As Tier 2 and Tier 3 wireless operators had hoped, the FCC today adopted an order requiring wireless carriers to enter into data roaming agreements at the request of other carriers. The FCC stopped short of setting prices; instead it plans to allow wireless carriers to negotiate their own terms and conditions on an individual basis, with the commission being available to resolve any disputes between carriers unable to come to an agreement on their own.
In an FCC meeting today, FCC Chairman Julius Genachowski called the new order “a vital step to update [telecom networks] for the 21st century.” In today’s market, Genachowski said, consumers expect services to work nationwide.” But he added that, “Too many companies have been unable to get deals done.”
Mandatory data roaming he said, will “unleash investment, especially in rural areas; it will benefit consumers and international competitiveness”—arguments that rural carrier groups such as the Rural Cellular Association have been making since data services first began to take off. “The vast majority of mobile carriers, both large and small, have waited a long time for the Commission to recognize that both data roaming and voice roaming are critical to competition and keeping consumer pricing affordable,” said Carri Bennet, general counsel for RTG, another rural wireless trade group.
But the nation’s two largest wireless carriers—AT&T and Verizon Wireless—beg to differ and both were quick to issue statements voicing their displeasure at today’s order. It’s worth noting, though, that the tone of AT&T’s statement was considerably less antagonistic than that of Verizon, perhaps because AT&T wants to avoid jeopardizing FCC approval of its planned merger with T-Mobile.
While AT&T Senior Vice President of Federal Regulatory Bob Quinn said in his statement simply that the order was not needed, Verizon Executive Vice President of Policy Tom Tauke was considerably more vehement. “Today’s action represents a new level of unwarranted government intervention in the wireless marketplace,” said Tauke. “By forcing carriers that have invested in wireless infrastructure to make those networks available to competitors that avoid this investment, at a price ultimately determined by the FCC, today’s order discourages network investment in less profitable areas.”
Tauke also noted that Verizon has entered into 40 data-roaming agreements with competitors. But according to data presented by the FCC at today’s meeting, Verizon has not entered into any data roaming agreements involving its new 4G LTE network except for a handful of carriers involved in Verizon’s rural 4G program.
Tauke also argued that the FCC does not have statutory authority to impose data roaming requirements—an argument also put forth by FCC Commissioners Robert McDowell and Meredith Atwell Baker, who voted against adopting the data roaming order. McDowell and Baker argued that mobile data is not a common carrier service and therefore cannot be mandated by the FCC. FCC General Counsel Austin Schlick attempted to refute that position, arguing that the FCC does not plan to market prices for data roaming as it does with common carrier services.

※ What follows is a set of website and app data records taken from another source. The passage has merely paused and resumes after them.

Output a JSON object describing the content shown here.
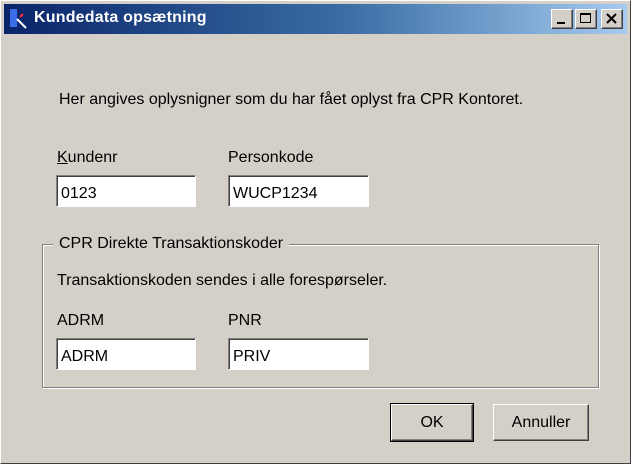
{
  "window": {
    "title": "Kundedata opsætning",
    "icon": "cpr-app-icon",
    "controls": {
      "minimize": "minimize-icon",
      "maximize": "maximize-icon",
      "close": "close-icon"
    }
  },
  "intro_text": "Her angives oplysnigner som du har fået oplyst fra CPR Kontoret.",
  "customer": {
    "kundenr_label_accel": "K",
    "kundenr_label_rest": "undenr",
    "kundenr_value": "0123",
    "personkode_label": "Personkode",
    "personkode_value": "WUCP1234"
  },
  "transaction_group": {
    "legend": "CPR Direkte Transaktionskoder",
    "description": "Transaktionskoden sendes i alle forespørseler.",
    "adrm_label": "ADRM",
    "adrm_value": "ADRM",
    "pnr_label": "PNR",
    "pnr_value": "PRIV"
  },
  "buttons": {
    "ok": "OK",
    "cancel": "Annuller"
  },
  "colors": {
    "face": "#d4d0c8",
    "titlebar_start": "#0a246a",
    "titlebar_end": "#a6caf0",
    "title_text": "#ffffff"
  }
}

Genachowski threw down the gauntlet to would-be challengers, noting that the FCC prevailed in 15 of the last 16 formal challenges to its authority.
One thought on “FCC Mandates Wireless Data Roaming, Boon for Tier 3 Wireless Carriers?”
I will take this as good news. Here in Oklahoma, home of the Great Black Hole of Verizon 3G coverage, Verizon customers can roam in the areas controlled by Pioneer Cellular, a regional CDMA carrier, but only at 1G/2G speeds, not 3G, despite the fact that Pioneer's entire system that covers every square inch of their territory, is 3G. Therefore, if I buy a Verizon iPad, I can't use it in Pioneer's territory because they don't allow Verizon to use their 3G system, rendering the device useless in over half the state. The same is true of AT&T, which has a very tiny 3G coverage area but cannot roam on the other GSM carriers here. People ask "Why should I subscribe to a small carrier when I can roam on their system through a big one?" when this takes effect, but as someone who lives in an area not serviced by any of the "big" carriers, only small regional ones, I will take anything at this point. The fact the large carriers have been sitting on spectrum licenses for over 20 years with NO plans to ever build a system to cover those areas, makes me madder than hell, and I think the FCC should strip those licenses and give them to these smaller carriers who DO have the desire to build out and serve their customers.